Your objective - Every line below that has the string "anything" needs to be copied.

======== Exercise input

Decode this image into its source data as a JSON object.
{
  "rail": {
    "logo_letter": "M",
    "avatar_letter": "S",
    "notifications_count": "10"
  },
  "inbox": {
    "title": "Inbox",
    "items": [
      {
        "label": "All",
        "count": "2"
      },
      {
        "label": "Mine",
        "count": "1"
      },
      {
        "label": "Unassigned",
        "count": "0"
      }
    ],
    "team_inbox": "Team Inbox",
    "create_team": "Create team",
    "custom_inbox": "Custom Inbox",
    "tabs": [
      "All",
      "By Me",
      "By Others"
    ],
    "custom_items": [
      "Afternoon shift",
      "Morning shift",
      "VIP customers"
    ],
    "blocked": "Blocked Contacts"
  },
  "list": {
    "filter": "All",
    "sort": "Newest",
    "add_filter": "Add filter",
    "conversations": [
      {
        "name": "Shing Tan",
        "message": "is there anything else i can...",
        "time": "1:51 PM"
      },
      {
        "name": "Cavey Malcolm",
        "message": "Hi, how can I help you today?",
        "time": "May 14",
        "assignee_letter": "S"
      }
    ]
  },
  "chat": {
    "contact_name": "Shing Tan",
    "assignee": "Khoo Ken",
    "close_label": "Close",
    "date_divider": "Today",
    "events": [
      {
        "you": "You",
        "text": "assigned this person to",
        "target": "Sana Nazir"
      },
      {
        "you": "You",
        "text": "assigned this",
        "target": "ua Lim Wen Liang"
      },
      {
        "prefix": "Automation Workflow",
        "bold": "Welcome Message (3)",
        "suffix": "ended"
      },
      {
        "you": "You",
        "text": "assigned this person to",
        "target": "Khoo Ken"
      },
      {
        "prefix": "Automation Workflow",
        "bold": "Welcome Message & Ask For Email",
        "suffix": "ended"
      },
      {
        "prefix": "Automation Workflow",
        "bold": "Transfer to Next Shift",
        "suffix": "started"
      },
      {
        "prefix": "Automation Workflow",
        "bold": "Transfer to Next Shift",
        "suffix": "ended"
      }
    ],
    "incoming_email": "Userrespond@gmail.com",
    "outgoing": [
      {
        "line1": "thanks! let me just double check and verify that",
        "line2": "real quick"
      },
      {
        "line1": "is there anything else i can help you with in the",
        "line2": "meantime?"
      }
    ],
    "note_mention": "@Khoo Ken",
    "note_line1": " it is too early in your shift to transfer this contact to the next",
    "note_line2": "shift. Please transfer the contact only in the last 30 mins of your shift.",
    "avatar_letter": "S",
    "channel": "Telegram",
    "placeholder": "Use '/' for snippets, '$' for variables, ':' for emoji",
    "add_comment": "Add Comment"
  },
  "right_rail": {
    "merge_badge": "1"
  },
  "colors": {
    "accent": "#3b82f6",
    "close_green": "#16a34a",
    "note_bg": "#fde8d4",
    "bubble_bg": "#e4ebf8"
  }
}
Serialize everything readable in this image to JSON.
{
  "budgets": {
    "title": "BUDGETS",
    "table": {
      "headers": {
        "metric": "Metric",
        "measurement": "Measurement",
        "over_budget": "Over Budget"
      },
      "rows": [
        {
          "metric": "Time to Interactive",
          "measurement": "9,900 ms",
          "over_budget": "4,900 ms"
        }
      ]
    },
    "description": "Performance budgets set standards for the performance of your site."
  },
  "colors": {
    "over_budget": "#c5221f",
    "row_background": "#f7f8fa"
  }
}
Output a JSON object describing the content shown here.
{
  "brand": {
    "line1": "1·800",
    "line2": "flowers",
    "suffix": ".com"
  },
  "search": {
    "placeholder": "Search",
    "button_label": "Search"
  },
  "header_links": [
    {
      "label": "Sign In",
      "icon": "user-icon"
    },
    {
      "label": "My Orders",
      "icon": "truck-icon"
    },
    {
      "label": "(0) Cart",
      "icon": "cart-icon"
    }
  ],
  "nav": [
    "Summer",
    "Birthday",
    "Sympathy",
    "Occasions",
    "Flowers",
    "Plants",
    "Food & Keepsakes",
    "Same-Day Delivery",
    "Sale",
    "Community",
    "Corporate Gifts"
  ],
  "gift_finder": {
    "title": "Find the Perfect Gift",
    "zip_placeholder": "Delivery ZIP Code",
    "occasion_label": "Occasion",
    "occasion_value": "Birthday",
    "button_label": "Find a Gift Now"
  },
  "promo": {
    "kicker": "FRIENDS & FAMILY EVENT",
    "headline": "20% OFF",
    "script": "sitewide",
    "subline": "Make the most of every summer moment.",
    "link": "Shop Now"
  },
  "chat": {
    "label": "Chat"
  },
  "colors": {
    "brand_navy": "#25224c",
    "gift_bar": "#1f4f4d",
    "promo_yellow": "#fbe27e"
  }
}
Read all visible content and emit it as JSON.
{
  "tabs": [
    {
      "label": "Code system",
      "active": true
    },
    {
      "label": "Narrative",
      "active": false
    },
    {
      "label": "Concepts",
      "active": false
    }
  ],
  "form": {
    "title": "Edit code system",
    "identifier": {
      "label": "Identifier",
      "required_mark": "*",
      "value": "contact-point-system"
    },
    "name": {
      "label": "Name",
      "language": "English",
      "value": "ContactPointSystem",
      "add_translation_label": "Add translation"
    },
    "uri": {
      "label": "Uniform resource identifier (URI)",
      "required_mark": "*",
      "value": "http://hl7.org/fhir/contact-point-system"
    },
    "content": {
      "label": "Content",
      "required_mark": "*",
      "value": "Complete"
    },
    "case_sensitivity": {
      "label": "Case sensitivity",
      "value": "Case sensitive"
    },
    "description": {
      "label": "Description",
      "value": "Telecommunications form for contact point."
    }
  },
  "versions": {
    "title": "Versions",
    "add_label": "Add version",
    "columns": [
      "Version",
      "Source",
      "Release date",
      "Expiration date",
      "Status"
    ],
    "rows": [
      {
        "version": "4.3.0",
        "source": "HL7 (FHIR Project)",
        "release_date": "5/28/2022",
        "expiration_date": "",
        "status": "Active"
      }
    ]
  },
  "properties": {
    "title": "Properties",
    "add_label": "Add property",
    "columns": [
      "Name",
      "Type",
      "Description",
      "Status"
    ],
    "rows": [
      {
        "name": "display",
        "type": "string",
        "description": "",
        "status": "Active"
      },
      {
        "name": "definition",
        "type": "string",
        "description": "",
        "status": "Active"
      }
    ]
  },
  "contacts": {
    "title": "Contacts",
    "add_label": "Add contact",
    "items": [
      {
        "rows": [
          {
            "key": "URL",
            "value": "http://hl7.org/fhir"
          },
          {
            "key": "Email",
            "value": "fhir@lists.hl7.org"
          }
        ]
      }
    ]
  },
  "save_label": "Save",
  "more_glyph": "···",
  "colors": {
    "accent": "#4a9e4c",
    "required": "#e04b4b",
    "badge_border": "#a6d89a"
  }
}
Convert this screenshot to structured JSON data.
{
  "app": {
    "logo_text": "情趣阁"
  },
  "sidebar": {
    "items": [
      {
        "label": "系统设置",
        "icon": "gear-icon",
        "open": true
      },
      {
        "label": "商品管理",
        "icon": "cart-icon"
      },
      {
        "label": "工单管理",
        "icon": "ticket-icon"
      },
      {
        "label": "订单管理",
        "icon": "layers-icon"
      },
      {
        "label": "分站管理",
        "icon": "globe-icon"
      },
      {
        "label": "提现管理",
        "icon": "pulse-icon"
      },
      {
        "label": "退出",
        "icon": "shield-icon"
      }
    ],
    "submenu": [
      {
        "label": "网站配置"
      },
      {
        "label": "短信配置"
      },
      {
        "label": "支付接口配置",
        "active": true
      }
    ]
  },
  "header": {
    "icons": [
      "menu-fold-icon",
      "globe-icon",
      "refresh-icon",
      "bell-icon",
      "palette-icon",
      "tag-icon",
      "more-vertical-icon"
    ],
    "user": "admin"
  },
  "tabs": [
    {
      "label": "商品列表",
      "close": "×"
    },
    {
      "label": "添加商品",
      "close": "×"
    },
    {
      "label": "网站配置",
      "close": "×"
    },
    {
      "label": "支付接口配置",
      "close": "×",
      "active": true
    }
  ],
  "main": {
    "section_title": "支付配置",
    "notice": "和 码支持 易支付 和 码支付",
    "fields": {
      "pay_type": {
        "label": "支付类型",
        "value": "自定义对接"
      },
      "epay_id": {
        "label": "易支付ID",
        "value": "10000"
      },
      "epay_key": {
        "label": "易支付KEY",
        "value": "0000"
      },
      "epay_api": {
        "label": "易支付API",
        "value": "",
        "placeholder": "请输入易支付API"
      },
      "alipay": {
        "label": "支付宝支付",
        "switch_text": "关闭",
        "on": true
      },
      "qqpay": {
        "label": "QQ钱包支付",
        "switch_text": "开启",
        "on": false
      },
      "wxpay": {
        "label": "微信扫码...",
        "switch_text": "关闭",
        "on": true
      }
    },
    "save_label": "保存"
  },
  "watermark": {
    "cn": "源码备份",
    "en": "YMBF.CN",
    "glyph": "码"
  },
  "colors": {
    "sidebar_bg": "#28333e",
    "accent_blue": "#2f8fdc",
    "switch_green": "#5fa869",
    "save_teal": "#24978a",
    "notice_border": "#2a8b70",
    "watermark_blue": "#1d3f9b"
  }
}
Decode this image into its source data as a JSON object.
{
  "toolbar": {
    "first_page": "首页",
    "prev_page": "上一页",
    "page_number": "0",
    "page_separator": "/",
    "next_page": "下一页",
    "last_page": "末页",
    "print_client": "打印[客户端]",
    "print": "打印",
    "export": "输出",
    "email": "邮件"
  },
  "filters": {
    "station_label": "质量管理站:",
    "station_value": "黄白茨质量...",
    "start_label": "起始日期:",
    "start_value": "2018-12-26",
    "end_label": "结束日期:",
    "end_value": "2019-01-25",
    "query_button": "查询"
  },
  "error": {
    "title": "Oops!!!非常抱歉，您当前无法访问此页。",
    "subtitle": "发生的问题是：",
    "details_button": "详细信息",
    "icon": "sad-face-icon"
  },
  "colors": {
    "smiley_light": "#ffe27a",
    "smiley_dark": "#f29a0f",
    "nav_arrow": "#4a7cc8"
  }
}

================

The answer -
        "message": "is there anything else i can...",
        "line1": "is there anything else i can help you with in the",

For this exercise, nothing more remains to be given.